And it is Barcelona’s exciting start-up scene that is gaining real traction, the fifth-biggest European startup hub on EU-Startups ranking for four years. Many are being pulled in by the expanding job market, growing investment, combined with the perks of a Mediterranean lifestyle.
Positions for developers, data specialists, software engineers, and more are plentiful. Barcelona is ranked second among all European cities when it comes to the number of professional developers and has attracted nearly 110 international tech companies to date. And that number is only set to expand.
Are you considering the move? We also created this comprehensive expat guide on Rolocating to Barcelona for Tech.
We had a look behind the buzz to see what people working in tech can expect from the home of sangria and paella.
Barcelona is a truly international city. The city’s population is 30% foreigners and in the start-up community around 1 in 4 people are internationals. 15% of startup founders are international, whilst big brands are also jumping on the hype and expanding to Barcelona. This makes the city foreigner-friendly, with business activities often conducted in English. Tech talent makes up a large percentage of international employees, with 27% offering their skills in this area.
2021 was a record year for Spanish tech investment. Barcelona is the 4th EU hub in terms of the number of investment rounds for startups. The total number from 2021 added up to 154 rounds, only behind Paris, Berlin, and Amsterdam. Some of the most active venture capital investors include; Abac capital, So capital, Sitak Capital Flint capital, Galdana ventures, and Nero venture which is actively investing locally.
Barcelona is blessed with a wealth of co-working offices, big and small. With more than 287 to choose from, entrepreneurs and tech talent have an amazing opportunity to network, share ideas and feel inspired. Coworking also attracts digital freelancers and digital nomads from around the world to Barcelona, itching to offer their skills.
Because really, who doesn’t love the idea of a midday siesta? With access to good quality healthcare, education, travel connections and many other perks, Barcelona is also a place to enjoy a healthy work life balance without spending a fortune.

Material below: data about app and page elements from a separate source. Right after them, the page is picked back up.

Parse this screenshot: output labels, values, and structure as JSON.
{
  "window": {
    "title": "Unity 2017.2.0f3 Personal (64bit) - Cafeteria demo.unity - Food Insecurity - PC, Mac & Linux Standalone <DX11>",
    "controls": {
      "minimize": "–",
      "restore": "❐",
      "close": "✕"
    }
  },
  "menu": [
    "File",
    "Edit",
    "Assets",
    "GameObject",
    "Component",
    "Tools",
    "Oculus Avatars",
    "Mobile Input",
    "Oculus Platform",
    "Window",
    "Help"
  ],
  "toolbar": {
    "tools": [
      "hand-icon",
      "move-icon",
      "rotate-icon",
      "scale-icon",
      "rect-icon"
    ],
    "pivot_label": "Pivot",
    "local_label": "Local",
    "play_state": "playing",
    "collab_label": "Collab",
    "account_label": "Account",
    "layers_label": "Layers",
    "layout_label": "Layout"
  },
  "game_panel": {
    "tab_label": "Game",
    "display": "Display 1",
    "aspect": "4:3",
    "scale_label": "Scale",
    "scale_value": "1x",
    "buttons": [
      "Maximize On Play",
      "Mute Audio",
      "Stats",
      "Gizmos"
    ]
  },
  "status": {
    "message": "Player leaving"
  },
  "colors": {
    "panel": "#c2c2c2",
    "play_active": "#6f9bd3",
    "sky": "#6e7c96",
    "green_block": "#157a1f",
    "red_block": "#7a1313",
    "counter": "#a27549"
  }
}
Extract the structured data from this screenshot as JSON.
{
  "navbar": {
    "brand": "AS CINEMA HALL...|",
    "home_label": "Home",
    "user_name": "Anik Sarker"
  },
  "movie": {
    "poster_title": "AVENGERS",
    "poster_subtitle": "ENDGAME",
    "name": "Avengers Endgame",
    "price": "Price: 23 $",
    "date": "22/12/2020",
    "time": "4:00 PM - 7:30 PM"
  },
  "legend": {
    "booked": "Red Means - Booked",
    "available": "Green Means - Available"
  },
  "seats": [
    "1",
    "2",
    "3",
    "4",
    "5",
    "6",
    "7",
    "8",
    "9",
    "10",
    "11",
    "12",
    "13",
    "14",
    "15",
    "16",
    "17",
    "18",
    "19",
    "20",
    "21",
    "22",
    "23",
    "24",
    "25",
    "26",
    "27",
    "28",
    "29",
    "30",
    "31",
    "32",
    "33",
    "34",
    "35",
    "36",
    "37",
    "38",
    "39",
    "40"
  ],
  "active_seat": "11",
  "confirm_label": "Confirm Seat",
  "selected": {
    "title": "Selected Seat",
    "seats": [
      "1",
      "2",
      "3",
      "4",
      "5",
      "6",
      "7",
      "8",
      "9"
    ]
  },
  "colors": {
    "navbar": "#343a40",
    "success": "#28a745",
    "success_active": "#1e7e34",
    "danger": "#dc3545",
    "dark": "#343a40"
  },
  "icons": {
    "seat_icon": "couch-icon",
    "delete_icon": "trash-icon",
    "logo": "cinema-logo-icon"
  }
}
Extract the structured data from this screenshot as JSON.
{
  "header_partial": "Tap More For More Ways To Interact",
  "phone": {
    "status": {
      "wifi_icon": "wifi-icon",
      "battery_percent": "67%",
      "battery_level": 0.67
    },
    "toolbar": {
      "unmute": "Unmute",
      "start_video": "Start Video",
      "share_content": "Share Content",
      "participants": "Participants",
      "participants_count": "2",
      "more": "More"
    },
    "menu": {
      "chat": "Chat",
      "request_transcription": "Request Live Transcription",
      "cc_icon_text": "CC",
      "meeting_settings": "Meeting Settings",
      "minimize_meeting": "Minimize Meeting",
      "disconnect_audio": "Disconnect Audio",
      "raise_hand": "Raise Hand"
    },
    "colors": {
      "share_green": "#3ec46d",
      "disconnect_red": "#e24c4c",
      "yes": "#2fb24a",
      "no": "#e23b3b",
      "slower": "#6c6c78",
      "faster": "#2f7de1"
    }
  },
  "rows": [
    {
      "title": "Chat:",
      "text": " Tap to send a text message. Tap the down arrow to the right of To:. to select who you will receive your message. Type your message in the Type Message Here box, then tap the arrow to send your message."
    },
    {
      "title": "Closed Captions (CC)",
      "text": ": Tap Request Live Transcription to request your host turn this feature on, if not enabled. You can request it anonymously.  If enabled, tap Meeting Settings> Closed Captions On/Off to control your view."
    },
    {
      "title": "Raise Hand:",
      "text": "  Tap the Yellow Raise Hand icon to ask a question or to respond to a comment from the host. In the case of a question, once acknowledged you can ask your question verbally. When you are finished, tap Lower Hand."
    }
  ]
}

Major tech hubs like London and Berlin give employees high salaries, but there is a cost of living to match. Of course it depends upon how frugally you live, or how much cash you splash. But in general, Barcelona is more expensive than the rest of Spain, but more affordable than some of western Europe’s bigger cities (it’s a lot cheaper than large cities in both the UK and Scandinavia, for example).
For those looking to develop their skills, or even start from scratch, the city offers countless opportunities for training. Covering subjects such as coding, web development, data analytics, and UX/UI design, top-rated examples of training programs include Codeworks, Le Wagon, and Ironhack.
22@ is the most important district for tech in Barcelona. The project was launched by the city council in 2000 to transform more than 400 acres of an industrial zone into a technological and innovation hub. Known locally as the Districte de Innovació in Barcelona, it stretches from La Sagrera metro station on the east side of the city down to Vila Olímpica and Forum stations on the coast.
Another area in the city where concentrations of start-ups and tech jobs can be found is around Passeig de Gràcia, a major, centrally located avenue with great transport links.
Fortunately for internationals, the Spanish tax system creates great opportunities to save some money. One example being The Beckham Law. The Beckham law enables foreigners who move to Spain to pay a flat fee of 24% only on the incomes they obtain in Spain instead of a progressive tax on their worldwide incomes (19-45%). It was created to attract talent and qualified workers, and is (you guessed it) named after the famous football player David Beckham, the first to take advantage of it.
Promoting innovation and giving young businesses the push they need to grow, Incubators and Accelerators are an essential part of the startup ecosystem. Offering mentorship and support during the early stages, as well as business advisory services, some of the notable Accelerators in the city’s tech scene include Startupbootcamp, Seedrocket and Conector.
Barcelona was one of the first European cities to adopt smart city technologies. These range from efficient energy systems and smart transit solutions, to the city’s overall technological capability and social cohesion. In fact, Barcelona’s smart city credentials are so impressive that they are host to the Smart City Expo World Congress, the leading worldwide meeting on today’s urban issues and technological revolution.
Interested in making the move?